The Upper Derwent Valley is an attractive wooded valley cutting into the surrounding high moorland plateau and containing the impounded headwaters of the River Derwent. A chain of three reservoirs supply drinking water to Sheffield, Derby, Nottingham and Leicester. Enclosed farmland occupies the lower land around the reservoirs, with woodland (mostly coniferous) dominating the steeper slopes.
This pleasing mix of natural and man-made features provides a popular focus for visitors who come from surrounding towns and cities, especially Sheffield which is only eight miles away. The majority of the land belongs to three major landowners - the National Trust, Severn Trent Water and the Forestry Commission.
In 1980 an officer group was formed and produced a management plan for the area to improve recreation opportunities, co-ordinate conservation action and minimise impact on the resident population. Many of its proposals were implemented and include:
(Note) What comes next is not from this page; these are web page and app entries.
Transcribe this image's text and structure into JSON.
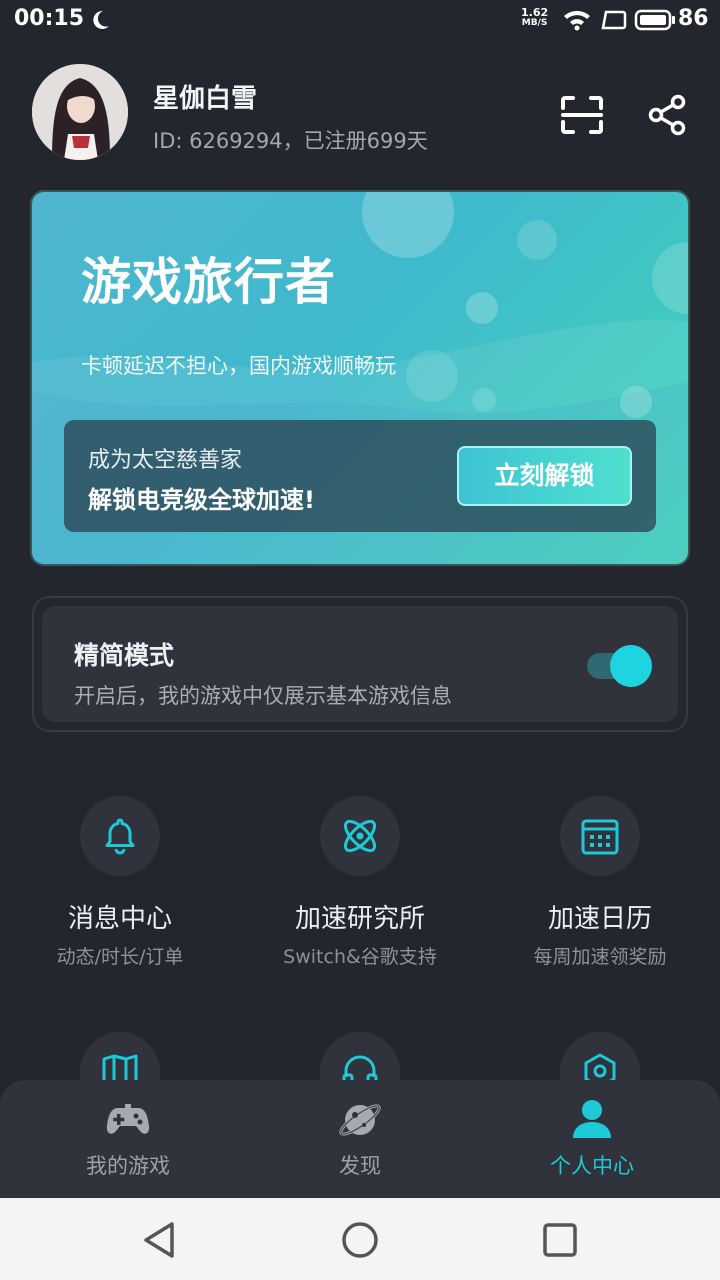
{
  "status_bar": {
    "time": "00:15",
    "net_speed_value": "1.62",
    "net_speed_unit": "MB/S",
    "battery": "86"
  },
  "profile": {
    "username": "星伽白雪",
    "id_text": "ID: 6269294，已注册699天"
  },
  "promo": {
    "title": "游戏旅行者",
    "subtitle": "卡顿延迟不担心，国内游戏顺畅玩",
    "box_line1": "成为太空慈善家",
    "box_line2": "解锁电竞级全球加速!",
    "button_label": "立刻解锁"
  },
  "simple_mode": {
    "title": "精简模式",
    "description": "开启后，我的游戏中仅展示基本游戏信息",
    "enabled": true
  },
  "features": [
    {
      "label": "消息中心",
      "sub": "动态/时长/订单",
      "icon": "bell-icon"
    },
    {
      "label": "加速研究所",
      "sub": "Switch&谷歌支持",
      "icon": "atom-icon"
    },
    {
      "label": "加速日历",
      "sub": "每周加速领奖励",
      "icon": "calendar-icon"
    }
  ],
  "features_row2_icons": [
    "map-icon",
    "headset-icon",
    "shield-settings-icon"
  ],
  "bottom_nav": [
    {
      "label": "我的游戏",
      "icon": "gamepad-icon",
      "active": false
    },
    {
      "label": "发现",
      "icon": "planet-icon",
      "active": false
    },
    {
      "label": "个人中心",
      "icon": "person-icon",
      "active": true
    }
  ],
  "colors": {
    "accent": "#1ec9d8",
    "background": "#24262d",
    "card": "#30333b"
  }
}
- 6.5 miles of "traffic-free"roads (except for access and disabled people)
- clearway order to prevent parking on Derwent Lane
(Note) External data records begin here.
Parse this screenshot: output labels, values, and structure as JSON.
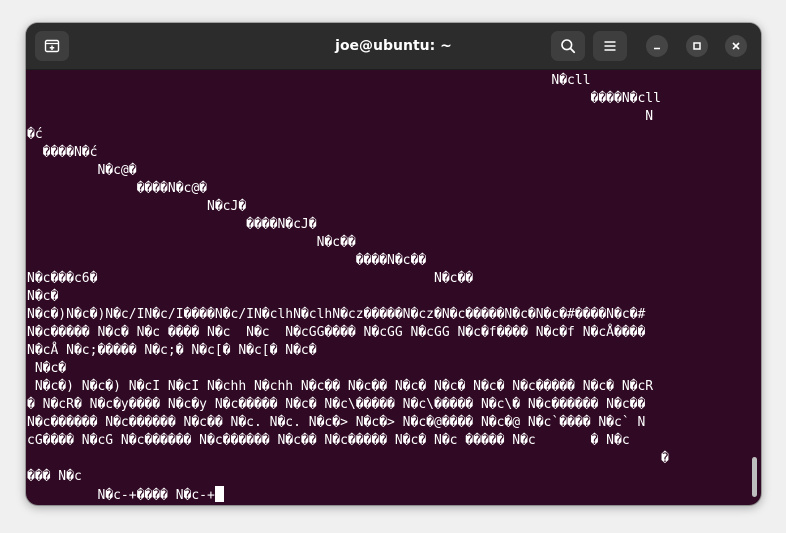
{
  "window": {
    "title": "joe@ubuntu: ~"
  },
  "titlebar": {
    "icons": {
      "new_tab": "new-tab-icon",
      "search": "search-icon",
      "menu": "hamburger-menu-icon",
      "minimize": "minimize-icon",
      "maximize": "maximize-icon",
      "close": "close-icon"
    }
  },
  "terminal": {
    "background": "#300a24",
    "foreground": "#ffffff",
    "lines": [
      "                                                                   N�cll",
      "                                                                        ����N�cll",
      "                                                                               N",
      "�ć",
      "  ����N�ć",
      "         N�c@�",
      "              ����N�c@�",
      "                       N�cJ�",
      "                            ����N�cJ�",
      "                                     N�c��",
      "                                          ����N�c��",
      "N�c���c6�                                           N�c��",
      "N�c�",
      "N�c�)N�c�)N�c/IN�c/I����N�c/IN�clhN�clhN�cz�����N�cz�N�c�����N�c�N�c�#����N�c�#",
      "N�c����� N�c� N�c ���� N�c  N�c  N�cGG���� N�cGG N�cGG N�c�f���� N�c�f N�cÅ����",
      "N�cÅ N�c;����� N�c;� N�c[� N�c[� N�c�",
      " N�c�",
      " N�c�) N�c�) N�cI N�cI N�chh N�chh N�c�� N�c�� N�c� N�c� N�c� N�c����� N�c� N�cR",
      "� N�cR� N�c�y���� N�c�y N�c����� N�c� N�c\\����� N�c\\����� N�c\\� N�c������ N�c��",
      "N�c������ N�c������ N�c�� N�c. N�c. N�c�> N�c�> N�c�@���� N�c�@ N�c`���� N�c` N",
      "cG���� N�cG N�c������ N�c������ N�c�� N�c����� N�c� N�c ����� N�c       � N�c",
      "                                                                                 �",
      "��� N�c",
      "         N�c-+���� N�c-+"
    ]
  }
}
- connecting bus services from surrounding cities, towns and Bamford rail station
- minibus service from Fairholmes to King's Tree when the road is closed
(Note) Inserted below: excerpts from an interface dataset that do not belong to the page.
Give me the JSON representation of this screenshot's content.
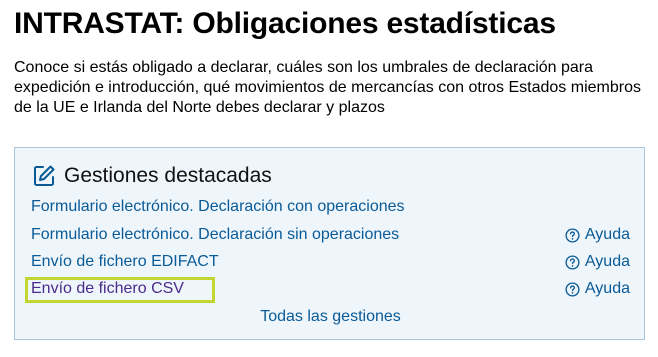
{
  "page": {
    "title": "INTRASTAT: Obligaciones estadísticas",
    "intro": "Conoce si estás obligado a declarar, cuáles son los umbrales de declaración para expedición e introducción, qué movimientos de mercancías con otros Estados miembros de la UE e Irlanda del Norte debes declarar y plazos"
  },
  "panel": {
    "title": "Gestiones destacadas",
    "icon": "edit-icon",
    "items": [
      {
        "label": "Formulario electrónico. Declaración con operaciones",
        "help": ""
      },
      {
        "label": "Formulario electrónico. Declaración sin operaciones",
        "help": "Ayuda"
      },
      {
        "label": "Envío de fichero EDIFACT",
        "help": "Ayuda"
      },
      {
        "label": "Envío de fichero CSV",
        "help": "Ayuda"
      }
    ],
    "all_link": "Todas las gestiones",
    "colors": {
      "link": "#0a5a96",
      "panel_background": "#eef6fc",
      "highlight": "#c3d531"
    }
  }
}
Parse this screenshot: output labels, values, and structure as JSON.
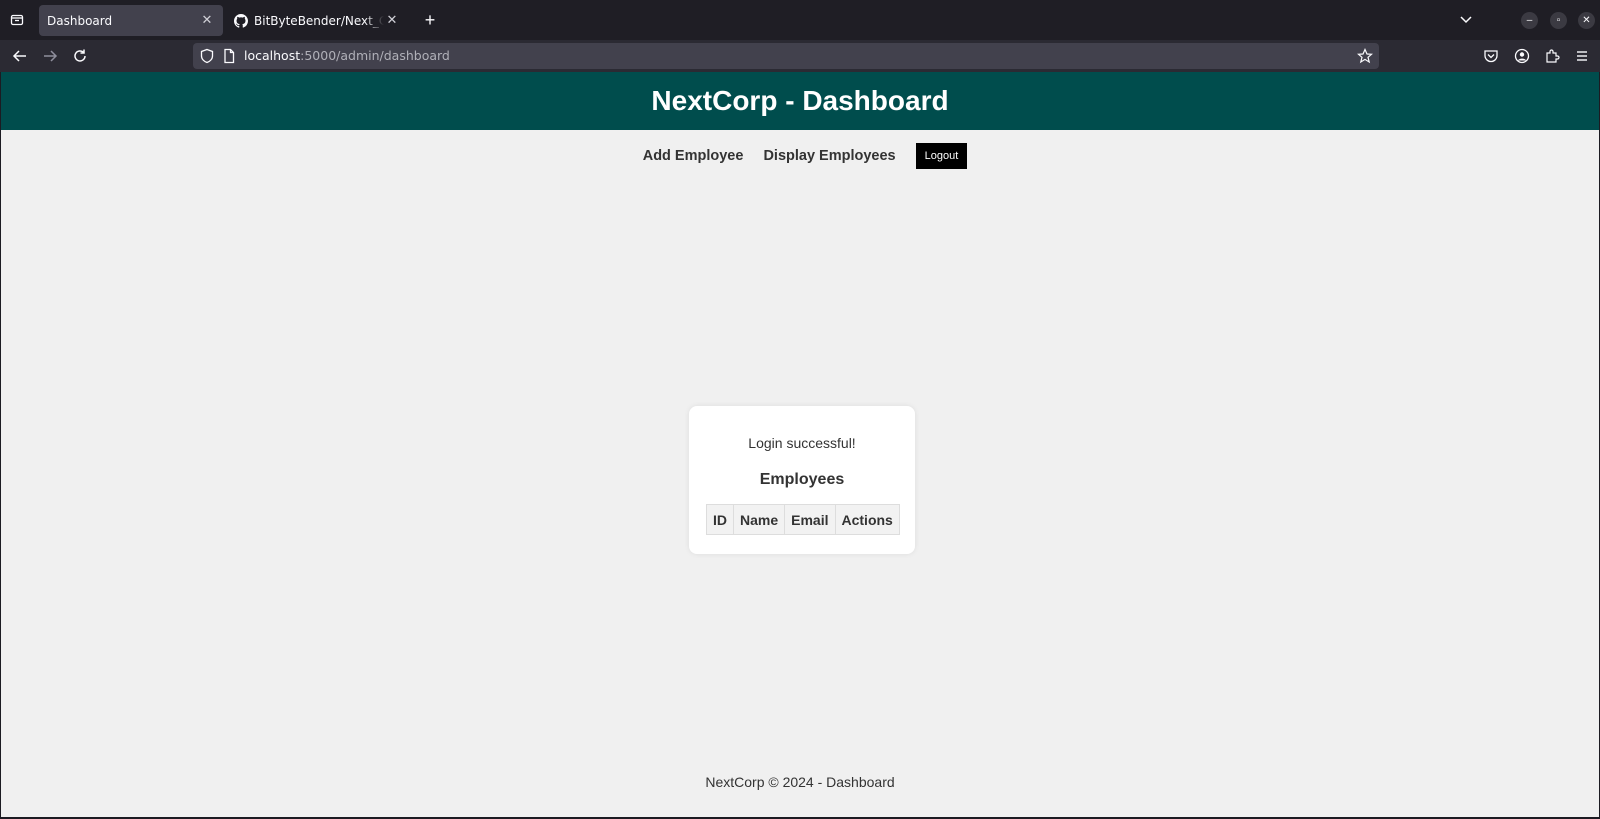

- 7 new and improved car parks and lay-bys
- removal of 3 miles of unsightly roadside fencing and introduction of cattle grids to allow open grazing
- many miles of new or improved routes for walkers, cyclists, horseriders and disabled people
- at Fairholmes, the main car park, a ranger base, information centre, refreshment kiosk and cycle hire centre
- jointly funded ecological, archaeological and visitor surveys
- improvements to nature conservation and landscape interest
- co-ordinated interpretation provision
- an award-winning scheme to protect birds of prey and promote interest
- guidelines and co-ordinated responses to proposed large-scale events in the valley
Several awards have been received for the partnership work carried out in the valley.
The Upper Derwent Valley Woodlands Regeneration Project builds on this work to develop a common management approach to conserving and enhancing the important wooded landscape of the valley.
It contains a Conservation Management Plan which will enable the landowners to better integrate their forestry proposals and improve the biodiversity of the area whilst conserving or improving existing ecological and archaeological features.
It also contains an Access and Audience Development Plan to determine how visitors and local people can understand, celebrate and cherish the woodlands of the Upper Derwent Valley.
A Training Plan suggests training needs to support the implementation of the other two plans.
As well as a management tool, it is hoped this new plan will aid future funding bids to enable the proposals to be fully implemented.
Upper Derwent Valley Woodlands Regeneration Project Management Plan (5.9MB)
Section A - Conservation Management Plan (920KB)
Section B - Audience and Access Development Plan (470KB)
Audience and Access Development Plan - Appendices (690KB)
Audience and Access Development Plan - Map 1 Access proposals (7.4MB)
Section C - Training Plan (145KB)
Section D - Project Proposals and Cost Estimates (135KB)
Map 1 Major Land Ownership (7.5MB)
Map 2 Conservation designations (7.5MB)
Map 3 Existing Woodland Habitats (5.3MB)
Map 4 Vision Map (5.5MB)
Map 5 Design Concept (7.6MB)
Map 6 Native woodland restoration and creation (5.4MB)
Map 7 Felling proposals (5.2MB)